> [Dataset extract]
[Start of section]

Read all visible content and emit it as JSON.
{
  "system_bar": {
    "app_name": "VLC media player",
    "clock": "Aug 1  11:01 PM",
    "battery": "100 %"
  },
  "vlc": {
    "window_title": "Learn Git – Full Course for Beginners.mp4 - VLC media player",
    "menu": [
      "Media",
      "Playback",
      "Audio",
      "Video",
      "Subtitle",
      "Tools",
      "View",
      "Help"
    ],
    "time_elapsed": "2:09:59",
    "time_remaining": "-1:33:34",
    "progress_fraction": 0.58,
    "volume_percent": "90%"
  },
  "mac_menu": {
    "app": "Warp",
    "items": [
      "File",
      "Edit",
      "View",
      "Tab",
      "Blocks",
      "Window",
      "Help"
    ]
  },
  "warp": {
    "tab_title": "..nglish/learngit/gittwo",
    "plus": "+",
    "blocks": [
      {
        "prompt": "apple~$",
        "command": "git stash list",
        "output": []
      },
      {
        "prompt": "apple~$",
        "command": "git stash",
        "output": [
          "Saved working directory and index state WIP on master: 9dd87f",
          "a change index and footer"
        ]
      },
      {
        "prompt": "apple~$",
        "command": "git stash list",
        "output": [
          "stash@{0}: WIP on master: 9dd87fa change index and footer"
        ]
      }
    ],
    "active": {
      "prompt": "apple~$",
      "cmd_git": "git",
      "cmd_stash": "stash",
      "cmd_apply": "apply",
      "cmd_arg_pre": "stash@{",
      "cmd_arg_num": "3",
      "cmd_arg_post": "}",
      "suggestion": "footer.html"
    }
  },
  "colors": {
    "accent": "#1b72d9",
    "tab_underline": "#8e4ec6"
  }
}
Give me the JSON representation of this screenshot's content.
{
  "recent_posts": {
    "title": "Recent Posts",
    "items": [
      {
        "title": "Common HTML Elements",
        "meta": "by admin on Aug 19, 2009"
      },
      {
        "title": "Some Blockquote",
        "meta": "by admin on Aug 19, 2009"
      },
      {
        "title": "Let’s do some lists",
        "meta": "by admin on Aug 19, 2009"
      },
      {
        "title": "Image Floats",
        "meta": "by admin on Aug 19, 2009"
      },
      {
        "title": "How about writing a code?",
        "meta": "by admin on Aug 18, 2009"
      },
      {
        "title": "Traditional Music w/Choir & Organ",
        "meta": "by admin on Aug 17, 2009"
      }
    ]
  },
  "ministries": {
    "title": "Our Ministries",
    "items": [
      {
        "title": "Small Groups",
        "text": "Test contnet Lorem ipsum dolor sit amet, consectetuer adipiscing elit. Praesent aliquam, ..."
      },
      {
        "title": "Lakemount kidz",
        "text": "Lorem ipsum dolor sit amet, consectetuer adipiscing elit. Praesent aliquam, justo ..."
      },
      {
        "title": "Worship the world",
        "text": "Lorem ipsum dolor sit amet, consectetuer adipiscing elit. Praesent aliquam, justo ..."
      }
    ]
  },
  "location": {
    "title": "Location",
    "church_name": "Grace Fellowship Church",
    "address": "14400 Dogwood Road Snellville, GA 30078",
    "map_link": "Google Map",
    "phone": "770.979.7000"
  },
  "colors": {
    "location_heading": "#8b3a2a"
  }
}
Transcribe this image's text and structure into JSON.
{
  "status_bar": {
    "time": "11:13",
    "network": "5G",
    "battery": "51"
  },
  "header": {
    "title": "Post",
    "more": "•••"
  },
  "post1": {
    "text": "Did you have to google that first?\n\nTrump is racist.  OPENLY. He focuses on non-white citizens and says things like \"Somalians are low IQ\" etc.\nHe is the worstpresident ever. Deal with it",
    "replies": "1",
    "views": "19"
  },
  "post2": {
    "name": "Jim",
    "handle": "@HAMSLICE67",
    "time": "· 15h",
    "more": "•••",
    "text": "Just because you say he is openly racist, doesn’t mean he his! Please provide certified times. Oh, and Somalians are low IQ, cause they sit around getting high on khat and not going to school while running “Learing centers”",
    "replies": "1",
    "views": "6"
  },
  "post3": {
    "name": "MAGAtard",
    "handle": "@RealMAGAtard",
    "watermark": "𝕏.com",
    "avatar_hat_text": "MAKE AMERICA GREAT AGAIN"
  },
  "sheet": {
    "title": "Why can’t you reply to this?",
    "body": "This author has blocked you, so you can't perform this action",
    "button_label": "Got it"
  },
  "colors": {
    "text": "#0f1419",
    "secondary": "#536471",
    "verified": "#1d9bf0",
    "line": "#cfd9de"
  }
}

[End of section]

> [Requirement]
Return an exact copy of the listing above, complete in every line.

> [Output of the exercise]
Read all visible content and emit it as JSON.
{
  "system_bar": {
    "app_name": "VLC media player",
    "clock": "Aug 1  11:01 PM",
    "battery": "100 %"
  },
  "vlc": {
    "window_title": "Learn Git – Full Course for Beginners.mp4 - VLC media player",
    "menu": [
      "Media",
      "Playback",
      "Audio",
      "Video",
      "Subtitle",
      "Tools",
      "View",
      "Help"
    ],
    "time_elapsed": "2:09:59",
    "time_remaining": "-1:33:34",
    "progress_fraction": 0.58,
    "volume_percent": "90%"
  },
  "mac_menu": {
    "app": "Warp",
    "items": [
      "File",
      "Edit",
      "View",
      "Tab",
      "Blocks",
      "Window",
      "Help"
    ]
  },
  "warp": {
    "tab_title": "..nglish/learngit/gittwo",
    "plus": "+",
    "blocks": [
      {
        "prompt": "apple~$",
        "command": "git stash list",
        "output": []
      },
      {
        "prompt": "apple~$",
        "command": "git stash",
        "output": [
          "Saved working directory and index state WIP on master: 9dd87f",
          "a change index and footer"
        ]
      },
      {
        "prompt": "apple~$",
        "command": "git stash list",
        "output": [
          "stash@{0}: WIP on master: 9dd87fa change index and footer"
        ]
      }
    ],
    "active": {
      "prompt": "apple~$",
      "cmd_git": "git",
      "cmd_stash": "stash",
      "cmd_apply": "apply",
      "cmd_arg_pre": "stash@{",
      "cmd_arg_num": "3",
      "cmd_arg_post": "}",
      "suggestion": "footer.html"
    }
  },
  "colors": {
    "accent": "#1b72d9",
    "tab_underline": "#8e4ec6"
  }
}
Give me the JSON representation of this screenshot's content.
{
  "recent_posts": {
    "title": "Recent Posts",
    "items": [
      {
        "title": "Common HTML Elements",
        "meta": "by admin on Aug 19, 2009"
      },
      {
        "title": "Some Blockquote",
        "meta": "by admin on Aug 19, 2009"
      },
      {
        "title": "Let’s do some lists",
        "meta": "by admin on Aug 19, 2009"
      },
      {
        "title": "Image Floats",
        "meta": "by admin on Aug 19, 2009"
      },
      {
        "title": "How about writing a code?",
        "meta": "by admin on Aug 18, 2009"
      },
      {
        "title": "Traditional Music w/Choir & Organ",
        "meta": "by admin on Aug 17, 2009"
      }
    ]
  },
  "ministries": {
    "title": "Our Ministries",
    "items": [
      {
        "title": "Small Groups",
        "text": "Test contnet Lorem ipsum dolor sit amet, consectetuer adipiscing elit. Praesent aliquam, ..."
      },
      {
        "title": "Lakemount kidz",
        "text": "Lorem ipsum dolor sit amet, consectetuer adipiscing elit. Praesent aliquam, justo ..."
      },
      {
        "title": "Worship the world",
        "text": "Lorem ipsum dolor sit amet, consectetuer adipiscing elit. Praesent aliquam, justo ..."
      }
    ]
  },
  "location": {
    "title": "Location",
    "church_name": "Grace Fellowship Church",
    "address": "14400 Dogwood Road Snellville, GA 30078",
    "map_link": "Google Map",
    "phone": "770.979.7000"
  },
  "colors": {
    "location_heading": "#8b3a2a"
  }
}
Transcribe this image's text and structure into JSON.
{
  "status_bar": {
    "time": "11:13",
    "network": "5G",
    "battery": "51"
  },
  "header": {
    "title": "Post",
    "more": "•••"
  },
  "post1": {
    "text": "Did you have to google that first?\n\nTrump is racist.  OPENLY. He focuses on non-white citizens and says things like \"Somalians are low IQ\" etc.\nHe is the worstpresident ever. Deal with it",
    "replies": "1",
    "views": "19"
  },
  "post2": {
    "name": "Jim",
    "handle": "@HAMSLICE67",
    "time": "· 15h",
    "more": "•••",
    "text": "Just because you say he is openly racist, doesn’t mean he his! Please provide certified times. Oh, and Somalians are low IQ, cause they sit around getting high on khat and not going to school while running “Learing centers”",
    "replies": "1",
    "views": "6"
  },
  "post3": {
    "name": "MAGAtard",
    "handle": "@RealMAGAtard",
    "watermark": "𝕏.com",
    "avatar_hat_text": "MAKE AMERICA GREAT AGAIN"
  },
  "sheet": {
    "title": "Why can’t you reply to this?",
    "body": "This author has blocked you, so you can't perform this action",
    "button_label": "Got it"
  },
  "colors": {
    "text": "#0f1419",
    "secondary": "#536471",
    "verified": "#1d9bf0",
    "line": "#cfd9de"
  }
}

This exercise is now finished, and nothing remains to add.